[Component data from apps and pages]
◆ ◆ ◆ ◆

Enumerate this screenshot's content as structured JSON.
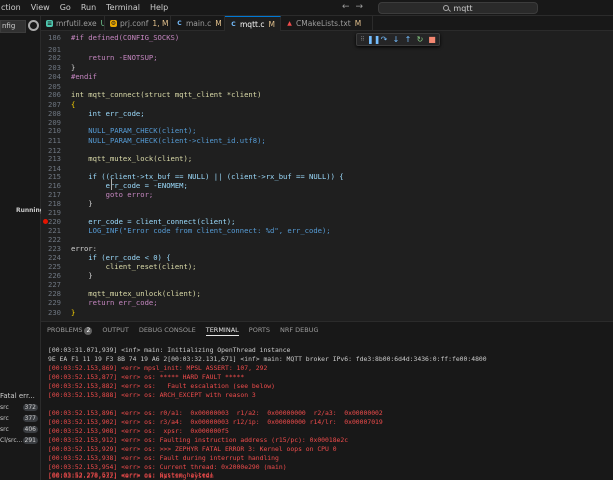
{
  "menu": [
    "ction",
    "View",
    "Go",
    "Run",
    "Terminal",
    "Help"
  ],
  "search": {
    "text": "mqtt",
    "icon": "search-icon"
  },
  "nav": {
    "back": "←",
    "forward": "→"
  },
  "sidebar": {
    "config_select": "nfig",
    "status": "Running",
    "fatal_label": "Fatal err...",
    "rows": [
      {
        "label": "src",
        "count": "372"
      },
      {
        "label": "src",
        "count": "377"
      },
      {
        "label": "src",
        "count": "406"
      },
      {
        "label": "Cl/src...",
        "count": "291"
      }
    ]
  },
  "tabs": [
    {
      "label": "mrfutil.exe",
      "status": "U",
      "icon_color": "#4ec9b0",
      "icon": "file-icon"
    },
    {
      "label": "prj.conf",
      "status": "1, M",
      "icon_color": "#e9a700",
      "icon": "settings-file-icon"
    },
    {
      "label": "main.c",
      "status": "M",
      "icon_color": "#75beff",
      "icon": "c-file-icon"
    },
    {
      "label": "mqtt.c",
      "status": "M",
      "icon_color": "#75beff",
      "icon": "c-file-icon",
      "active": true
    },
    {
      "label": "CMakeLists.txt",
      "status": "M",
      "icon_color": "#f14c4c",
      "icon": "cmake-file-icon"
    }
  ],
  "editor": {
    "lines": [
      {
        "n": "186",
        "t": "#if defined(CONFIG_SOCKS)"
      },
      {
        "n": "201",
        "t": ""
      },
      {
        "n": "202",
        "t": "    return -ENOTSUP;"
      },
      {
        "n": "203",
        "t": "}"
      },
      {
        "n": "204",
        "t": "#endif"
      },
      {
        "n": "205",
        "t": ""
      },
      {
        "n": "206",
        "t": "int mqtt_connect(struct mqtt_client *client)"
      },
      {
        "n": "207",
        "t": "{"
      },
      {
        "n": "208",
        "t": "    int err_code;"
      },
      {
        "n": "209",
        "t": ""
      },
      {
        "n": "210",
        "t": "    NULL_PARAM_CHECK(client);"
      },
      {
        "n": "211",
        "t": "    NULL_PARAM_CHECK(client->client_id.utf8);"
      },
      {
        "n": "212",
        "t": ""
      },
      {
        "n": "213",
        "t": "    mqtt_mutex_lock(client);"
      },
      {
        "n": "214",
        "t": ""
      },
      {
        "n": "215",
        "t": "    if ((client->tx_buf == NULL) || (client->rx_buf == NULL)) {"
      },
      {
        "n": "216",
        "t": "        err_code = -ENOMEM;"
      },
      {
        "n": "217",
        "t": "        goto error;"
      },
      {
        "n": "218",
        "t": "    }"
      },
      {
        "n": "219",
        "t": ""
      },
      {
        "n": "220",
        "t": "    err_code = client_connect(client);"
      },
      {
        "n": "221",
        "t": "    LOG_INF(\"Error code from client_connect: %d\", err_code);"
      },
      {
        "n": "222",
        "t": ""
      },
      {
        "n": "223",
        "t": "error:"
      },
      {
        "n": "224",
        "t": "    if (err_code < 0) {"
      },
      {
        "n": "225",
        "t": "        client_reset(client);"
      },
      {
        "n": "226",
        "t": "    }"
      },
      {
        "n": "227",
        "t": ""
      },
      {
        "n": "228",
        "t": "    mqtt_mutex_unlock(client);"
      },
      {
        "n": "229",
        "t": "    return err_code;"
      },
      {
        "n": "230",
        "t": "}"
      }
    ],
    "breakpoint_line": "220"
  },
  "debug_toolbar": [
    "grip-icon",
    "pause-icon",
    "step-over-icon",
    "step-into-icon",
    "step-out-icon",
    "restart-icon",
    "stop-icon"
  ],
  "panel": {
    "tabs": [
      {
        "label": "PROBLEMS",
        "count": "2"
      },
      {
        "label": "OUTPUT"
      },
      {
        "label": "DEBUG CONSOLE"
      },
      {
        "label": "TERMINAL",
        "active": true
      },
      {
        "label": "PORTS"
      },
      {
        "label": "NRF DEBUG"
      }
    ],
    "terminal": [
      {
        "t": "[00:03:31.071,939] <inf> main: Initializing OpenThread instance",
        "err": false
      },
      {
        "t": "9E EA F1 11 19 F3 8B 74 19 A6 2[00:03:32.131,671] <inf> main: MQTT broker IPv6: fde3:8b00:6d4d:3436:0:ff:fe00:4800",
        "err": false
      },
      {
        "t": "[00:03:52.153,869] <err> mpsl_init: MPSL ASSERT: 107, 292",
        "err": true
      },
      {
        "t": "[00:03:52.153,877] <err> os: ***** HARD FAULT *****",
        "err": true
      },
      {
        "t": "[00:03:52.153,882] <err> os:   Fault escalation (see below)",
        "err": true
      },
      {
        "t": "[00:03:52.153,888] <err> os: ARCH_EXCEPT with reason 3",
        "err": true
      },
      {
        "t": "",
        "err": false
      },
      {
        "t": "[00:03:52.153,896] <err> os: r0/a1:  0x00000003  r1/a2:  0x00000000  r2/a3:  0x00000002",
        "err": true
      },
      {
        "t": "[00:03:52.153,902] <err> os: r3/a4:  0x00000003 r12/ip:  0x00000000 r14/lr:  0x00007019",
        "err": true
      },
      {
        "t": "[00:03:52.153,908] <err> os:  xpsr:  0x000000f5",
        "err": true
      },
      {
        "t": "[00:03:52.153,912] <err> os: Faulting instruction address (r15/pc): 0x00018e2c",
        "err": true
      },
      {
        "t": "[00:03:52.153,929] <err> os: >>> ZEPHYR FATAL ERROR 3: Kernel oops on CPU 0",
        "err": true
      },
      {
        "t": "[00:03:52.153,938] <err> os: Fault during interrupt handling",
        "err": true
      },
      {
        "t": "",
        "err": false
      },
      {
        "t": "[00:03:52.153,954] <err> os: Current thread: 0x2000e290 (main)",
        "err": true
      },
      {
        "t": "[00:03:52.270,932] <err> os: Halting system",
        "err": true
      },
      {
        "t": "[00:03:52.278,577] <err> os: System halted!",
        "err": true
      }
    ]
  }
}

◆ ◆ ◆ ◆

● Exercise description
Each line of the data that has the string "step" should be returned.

● Output of the exercise
    "step-over-icon",
    "step-into-icon",
    "step-out-icon",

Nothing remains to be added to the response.